§ **Brief**: Return each entry exactly, with none missing.

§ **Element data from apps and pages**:
════════════════════
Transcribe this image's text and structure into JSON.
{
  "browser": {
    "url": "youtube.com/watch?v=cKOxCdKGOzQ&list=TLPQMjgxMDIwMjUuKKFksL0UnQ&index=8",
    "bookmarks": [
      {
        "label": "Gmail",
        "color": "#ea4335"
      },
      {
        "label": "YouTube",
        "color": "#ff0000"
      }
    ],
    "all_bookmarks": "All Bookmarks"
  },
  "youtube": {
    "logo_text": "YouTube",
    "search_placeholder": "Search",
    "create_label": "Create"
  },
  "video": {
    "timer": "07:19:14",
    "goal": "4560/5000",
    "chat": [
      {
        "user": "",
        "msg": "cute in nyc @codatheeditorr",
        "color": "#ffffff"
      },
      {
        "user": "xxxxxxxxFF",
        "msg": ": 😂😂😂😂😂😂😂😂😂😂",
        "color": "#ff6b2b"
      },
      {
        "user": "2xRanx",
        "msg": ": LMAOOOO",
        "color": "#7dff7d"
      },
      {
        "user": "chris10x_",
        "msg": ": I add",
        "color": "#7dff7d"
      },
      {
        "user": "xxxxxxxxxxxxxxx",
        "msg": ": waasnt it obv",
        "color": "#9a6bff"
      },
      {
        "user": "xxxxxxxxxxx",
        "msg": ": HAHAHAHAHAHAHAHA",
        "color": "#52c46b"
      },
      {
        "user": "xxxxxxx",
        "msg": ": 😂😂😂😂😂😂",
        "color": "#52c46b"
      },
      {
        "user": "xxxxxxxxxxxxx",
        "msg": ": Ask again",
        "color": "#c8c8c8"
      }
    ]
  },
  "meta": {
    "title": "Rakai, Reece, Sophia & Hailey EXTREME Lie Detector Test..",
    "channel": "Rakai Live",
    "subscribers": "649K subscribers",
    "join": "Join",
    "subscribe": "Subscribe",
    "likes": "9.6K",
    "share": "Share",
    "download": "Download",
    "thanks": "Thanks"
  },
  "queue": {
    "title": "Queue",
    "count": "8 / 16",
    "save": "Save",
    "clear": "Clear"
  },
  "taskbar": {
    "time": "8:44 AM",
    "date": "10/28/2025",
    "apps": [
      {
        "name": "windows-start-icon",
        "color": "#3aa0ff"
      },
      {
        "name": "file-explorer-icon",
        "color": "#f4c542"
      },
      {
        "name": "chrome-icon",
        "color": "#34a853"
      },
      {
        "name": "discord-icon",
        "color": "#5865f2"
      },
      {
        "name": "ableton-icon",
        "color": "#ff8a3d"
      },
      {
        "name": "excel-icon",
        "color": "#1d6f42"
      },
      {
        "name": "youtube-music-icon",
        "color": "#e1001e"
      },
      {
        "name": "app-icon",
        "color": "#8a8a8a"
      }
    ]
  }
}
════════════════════
§ **Response to this exercise**:
Transcribe this image's text and structure into JSON.
{
  "browser": {
    "url": "youtube.com/watch?v=cKOxCdKGOzQ&list=TLPQMjgxMDIwMjUuKKFksL0UnQ&index=8",
    "bookmarks": [
      {
        "label": "Gmail",
        "color": "#ea4335"
      },
      {
        "label": "YouTube",
        "color": "#ff0000"
      }
    ],
    "all_bookmarks": "All Bookmarks"
  },
  "youtube": {
    "logo_text": "YouTube",
    "search_placeholder": "Search",
    "create_label": "Create"
  },
  "video": {
    "timer": "07:19:14",
    "goal": "4560/5000",
    "chat": [
      {
        "user": "",
        "msg": "cute in nyc @codatheeditorr",
        "color": "#ffffff"
      },
      {
        "user": "xxxxxxxxFF",
        "msg": ": 😂😂😂😂😂😂😂😂😂😂",
        "color": "#ff6b2b"
      },
      {
        "user": "2xRanx",
        "msg": ": LMAOOOO",
        "color": "#7dff7d"
      },
      {
        "user": "chris10x_",
        "msg": ": I add",
        "color": "#7dff7d"
      },
      {
        "user": "xxxxxxxxxxxxxxx",
        "msg": ": waasnt it obv",
        "color": "#9a6bff"
      },
      {
        "user": "xxxxxxxxxxx",
        "msg": ": HAHAHAHAHAHAHAHA",
        "color": "#52c46b"
      },
      {
        "user": "xxxxxxx",
        "msg": ": 😂😂😂😂😂😂",
        "color": "#52c46b"
      },
      {
        "user": "xxxxxxxxxxxxx",
        "msg": ": Ask again",
        "color": "#c8c8c8"
      }
    ]
  },
  "meta": {
    "title": "Rakai, Reece, Sophia & Hailey EXTREME Lie Detector Test..",
    "channel": "Rakai Live",
    "subscribers": "649K subscribers",
    "join": "Join",
    "subscribe": "Subscribe",
    "likes": "9.6K",
    "share": "Share",
    "download": "Download",
    "thanks": "Thanks"
  },
  "queue": {
    "title": "Queue",
    "count": "8 / 16",
    "save": "Save",
    "clear": "Clear"
  },
  "taskbar": {
    "time": "8:44 AM",
    "date": "10/28/2025",
    "apps": [
      {
        "name": "windows-start-icon",
        "color": "#3aa0ff"
      },
      {
        "name": "file-explorer-icon",
        "color": "#f4c542"
      },
      {
        "name": "chrome-icon",
        "color": "#34a853"
      },
      {
        "name": "discord-icon",
        "color": "#5865f2"
      },
      {
        "name": "ableton-icon",
        "color": "#ff8a3d"
      },
      {
        "name": "excel-icon",
        "color": "#1d6f42"
      },
      {
        "name": "youtube-music-icon",
        "color": "#e1001e"
      },
      {
        "name": "app-icon",
        "color": "#8a8a8a"
      }
    ]
  }
}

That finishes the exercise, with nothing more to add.